The plant’s current production plan will apparently help on both ends, at least for the time being.
“We’re still running three shifts a day, 24 hours a day, five days a week,” Landa said. “We’ve got almost 300 people working here, and business is slower than usual because of the pandemic. I had told the employees to use any vacation time they had saved up, just in case we had to cut back to four days a week.”
The company, which has manufactured automatic transmission parts in Atmore since 1995 and exclusively here since 1997, continued its three-shift production schedule, but the plant suddenly took on a different look.
“We initially set up three or four sewing machines …and put our people to work making disposable gowns, then we got more machines and started sewing those washable cotton masks,” he said. “We know how to make clutch plates, but we don’t know how to sew. So, we got some instructors in here to teach our people how to make them, and we borrowed a few more machines.
“The biggest problem with the masks and gowns is that you can’t make tens of thousands of them. We can make a few hundred at the time, probably not enough to fill the real need out there, so we are now making gowns and masks for our people to wear at work. It’s a help, just not a huge one.”
The company got a shot at possible mass fabrication of a piece of protective equipment that is currently gaining popularity with healthcare workers around the nation and globe, and the problem of job security was temporarily alleviated.
Through a multi-layered partnership, Alto was approached about production of a plastic face mask shield that will cut down on disposal of masks.
“This is an idea that could help not just our community, but the whole area and maybe the country,” Landa said. “What happened was, University of West Florida was partnering with the GE plant in Pensacola, making these plastic shields that fit over the N95 masks. They help save the masks so doctors or nurses can use them more than one time, and the shield is washable. The face shield is a good idea; I wish I had thought of it.”
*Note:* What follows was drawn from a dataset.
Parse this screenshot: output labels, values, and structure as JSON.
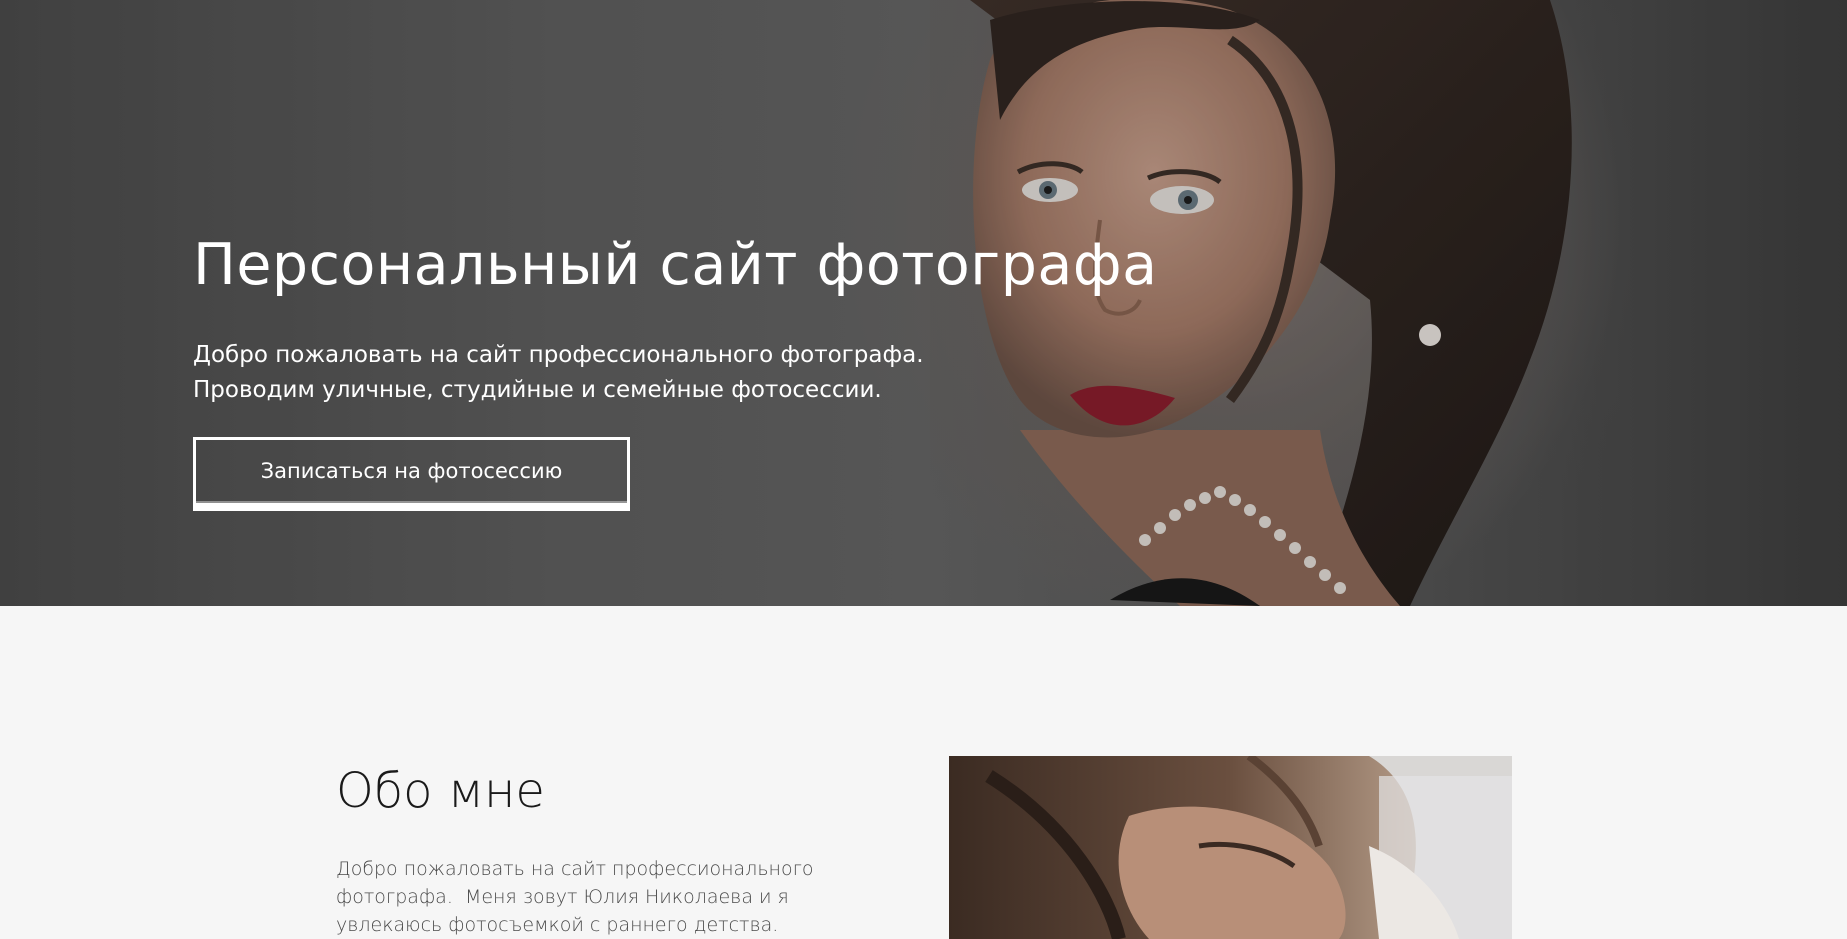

Alto production managers and supervisors eagerly accepted the chance to produce the shields, which were then being made on a 3D printer at UWF.
“We very quickly built a tool to make the shields,” the company president said. “We can stamp those in our plant, and we’ve got the plastic. We can literally make thousands of those a day. Where we can do one a second, the 3D printer takes 30 minutes to an hour.”
Alto crews completed this week their first order, from Sacred Heart Hospital in Pensacola for 1,000 of the shields. Landa hopes that other facilities will follow suit for the duration of the COVID-19 pandemic and until national stockpiles are restored.
“We’re going to try and reach out to USA hospital and see if they have a need for them, or if there’s a need in our area,” he explained. “In Atmore (at Atmore Community Hospital) it’s less of an issue, because I don’t think they’re overrun with corona patients, and they don’t do a lot of heavy surgery there. If there are other hospitals around the area that might be short on mask shields, we can produce them very quickly.”
The future of the new Alto product line?
“We have talked with GE, and they’ve asked if we want to make this thing much bigger, so we’ll see,” said Landa. “We could probably make 100,000 of these in two or three weeks and get them out for basically nothing. In the long term, there won’t be a need (for Alto to produce the shields). Everybody will have enough masks, and everything will be OK. It’s probably peaking about now, and that’s fine with me.”
He added that all the steps taken by company officials in the midst of the COVID-19 crisis have been geared toward the betterment of the community.
“It’s not part of the business plan, for sure,” he joked about the PPE production. “But we really appreciate Atmore and everything Atmore has done for us. It’s been a great story. We started in 1995 with 12 employees; today, we have almost 300. I try not to forget where I come from. If there’s anything we can do to give back, we want to do it.”